In number theory, the Fermat quotient of an integer a ≥ 2 with respect to a prime base p is defined as:[1][2][3]

$q_p(a) = \frac{a^{p-1}-1}{p}.$

If a is coprime to p then Fermat's little theorem says that qp(a) will be an integer. The quotient is named after Pierre de Fermat.

Properties

In 1850 Ferdinand Eisenstein proved that if a and b are both coprime to p, then:[2]

$q_p(ab)\equiv q_p(a)+q_p(b) \pmod{p}$
$q_p(p-1)\equiv 1 \pmod{p}$
$q_p(p+1)\equiv -1 \pmod{p}$
$-2q_p(2) \equiv \sum_{k=1}^{\frac{p-1}{2}} \frac{1}{k} \pmod{p}.$
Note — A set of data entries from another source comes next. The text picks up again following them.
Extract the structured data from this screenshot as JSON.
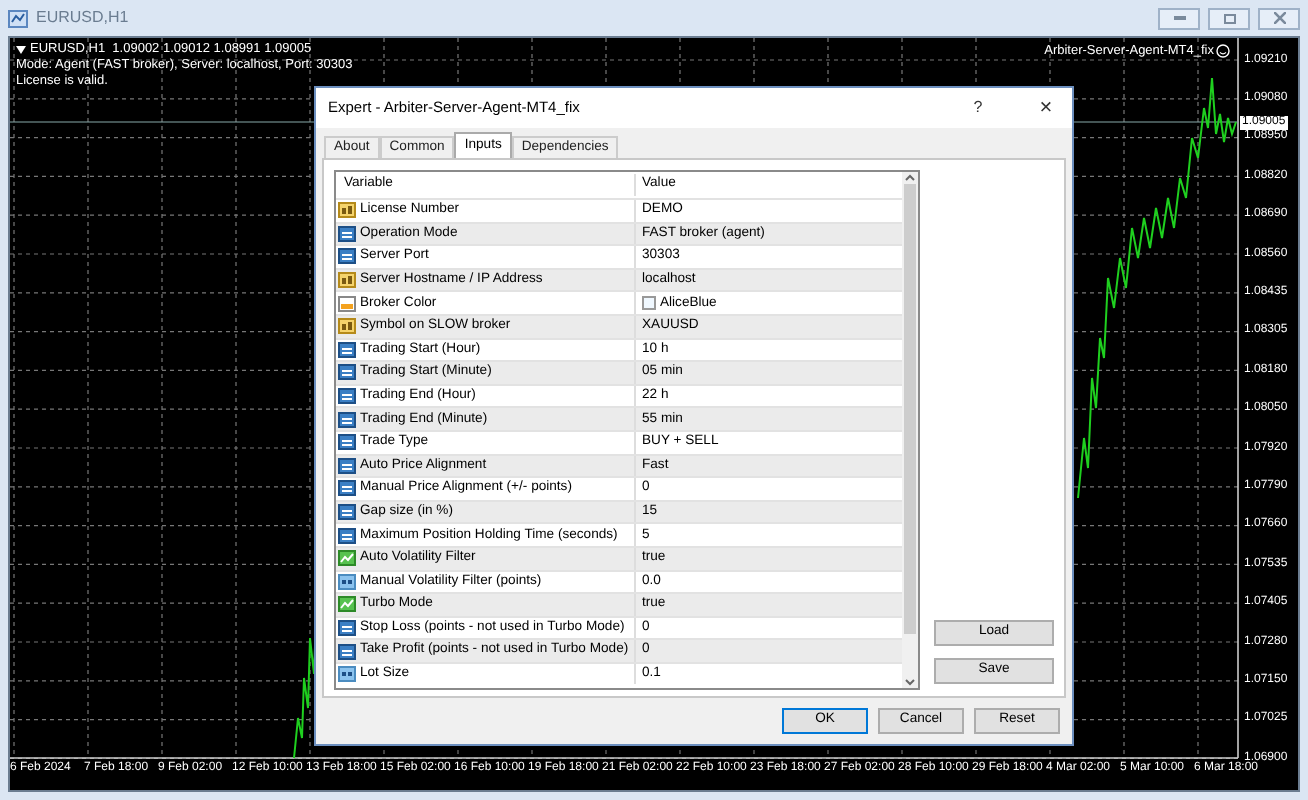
{
  "window": {
    "title": "EURUSD,H1"
  },
  "chart": {
    "symbol_line": "EURUSD,H1  1.09002 1.09012 1.08991 1.09005",
    "info_lines": [
      "Mode: Agent (FAST broker), Server: localhost, Port: 30303",
      "License is valid."
    ],
    "expert_label": "Arbiter-Server-Agent-MT4_fix",
    "current_price": "1.09005",
    "price_labels": [
      "1.09210",
      "1.09080",
      "1.08950",
      "1.08820",
      "1.08690",
      "1.08560",
      "1.08435",
      "1.08305",
      "1.08180",
      "1.08050",
      "1.07920",
      "1.07790",
      "1.07660",
      "1.07535",
      "1.07405",
      "1.07280",
      "1.07150",
      "1.07025",
      "1.06900"
    ],
    "time_labels": [
      "6 Feb 2024",
      "7 Feb 18:00",
      "9 Feb 02:00",
      "12 Feb 10:00",
      "13 Feb 18:00",
      "15 Feb 02:00",
      "16 Feb 10:00",
      "19 Feb 18:00",
      "21 Feb 02:00",
      "22 Feb 10:00",
      "23 Feb 18:00",
      "27 Feb 02:00",
      "28 Feb 10:00",
      "29 Feb 18:00",
      "4 Mar 02:00",
      "5 Mar 10:00",
      "6 Mar 18:00"
    ]
  },
  "dialog": {
    "title": "Expert - Arbiter-Server-Agent-MT4_fix",
    "help": "?",
    "close": "×",
    "tabs": [
      {
        "label": "About",
        "selected": false
      },
      {
        "label": "Common",
        "selected": false
      },
      {
        "label": "Inputs",
        "selected": true
      },
      {
        "label": "Dependencies",
        "selected": false
      }
    ],
    "table": {
      "columns": [
        "Variable",
        "Value"
      ],
      "rows": [
        {
          "kind": "string",
          "variable": "License Number",
          "value": "DEMO"
        },
        {
          "kind": "int",
          "variable": "Operation Mode",
          "value": "FAST broker (agent)"
        },
        {
          "kind": "int",
          "variable": "Server Port",
          "value": "30303"
        },
        {
          "kind": "string",
          "variable": "Server Hostname / IP Address",
          "value": "localhost"
        },
        {
          "kind": "color",
          "variable": "Broker Color",
          "value": "AliceBlue"
        },
        {
          "kind": "string",
          "variable": "Symbol on SLOW broker",
          "value": "XAUUSD"
        },
        {
          "kind": "int",
          "variable": "Trading Start (Hour)",
          "value": "10 h"
        },
        {
          "kind": "int",
          "variable": "Trading Start (Minute)",
          "value": "05 min"
        },
        {
          "kind": "int",
          "variable": "Trading End (Hour)",
          "value": "22 h"
        },
        {
          "kind": "int",
          "variable": "Trading End (Minute)",
          "value": "55 min"
        },
        {
          "kind": "int",
          "variable": "Trade Type",
          "value": "BUY + SELL"
        },
        {
          "kind": "int",
          "variable": "Auto Price Alignment",
          "value": "Fast"
        },
        {
          "kind": "int",
          "variable": "Manual Price Alignment (+/- points)",
          "value": "0"
        },
        {
          "kind": "int",
          "variable": "Gap size (in %)",
          "value": "15"
        },
        {
          "kind": "int",
          "variable": "Maximum Position Holding Time (seconds)",
          "value": "5"
        },
        {
          "kind": "bool",
          "variable": "Auto Volatility Filter",
          "value": "true"
        },
        {
          "kind": "double",
          "variable": "Manual Volatility Filter (points)",
          "value": "0.0"
        },
        {
          "kind": "bool",
          "variable": "Turbo Mode",
          "value": "true"
        },
        {
          "kind": "int",
          "variable": "Stop Loss (points - not used in Turbo Mode)",
          "value": "0"
        },
        {
          "kind": "int",
          "variable": "Take Profit (points - not used in Turbo Mode)",
          "value": "0"
        },
        {
          "kind": "double",
          "variable": "Lot Size",
          "value": "0.1"
        }
      ]
    },
    "side_buttons": [
      "Load",
      "Save"
    ],
    "buttons": [
      {
        "label": "OK",
        "default": true
      },
      {
        "label": "Cancel",
        "default": false
      },
      {
        "label": "Reset",
        "default": false
      }
    ]
  }
}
Generalized Wieferich primes

If $q_p(a) ≡ 0 (mod p)$ then $a ^{ p-1 }≡ 1 (mod p^2).$ Primes for which this is true for a = 2 are called Wieferich primes. In general they are called Wieferich primes base a. Known solutions of $q_p(a) ≡ 0 (mod p)$ for small prime values of a are:[2]

a p OEIS sequence
2 1093, 3511 A001220
3 11, 1006003 A014127
5 2, 20771, 40487, 53471161, 1645333507, 6692367337, 188748146801 A123692
7 5, 491531 A123693
11 71
13 2, 863, 1747591 A128667
17 2, 3, 46021, 48947, 478225523351 A128668
19 3, 7, 13, 43, 137, 63061489 A090968
23 13, 2481757, 13703077, 15546404183, 2549536629329 A128669

The smallest solutions of qp(a) ≡ 0 (mod p) with a = the nth prime are"

1093, 11, 2, 5, 71, 2, 2, 3, 13, 2, 7, 2, 2, 5, … (sequence A174422 in OEIS).

A pair (p,r) of prime numbers such that qp(r) ≡ 0 (mod p) and qr(p) ≡ 0 (mod r) is called a Wieferich pair.
References

^ Weisstein, Eric W., "Fermat Quotient" from MathWorld.
^ a b c Fermat Quotient at The Prime Glossary
^ Paulo Ribenboim, My Numbers, My Friends, p216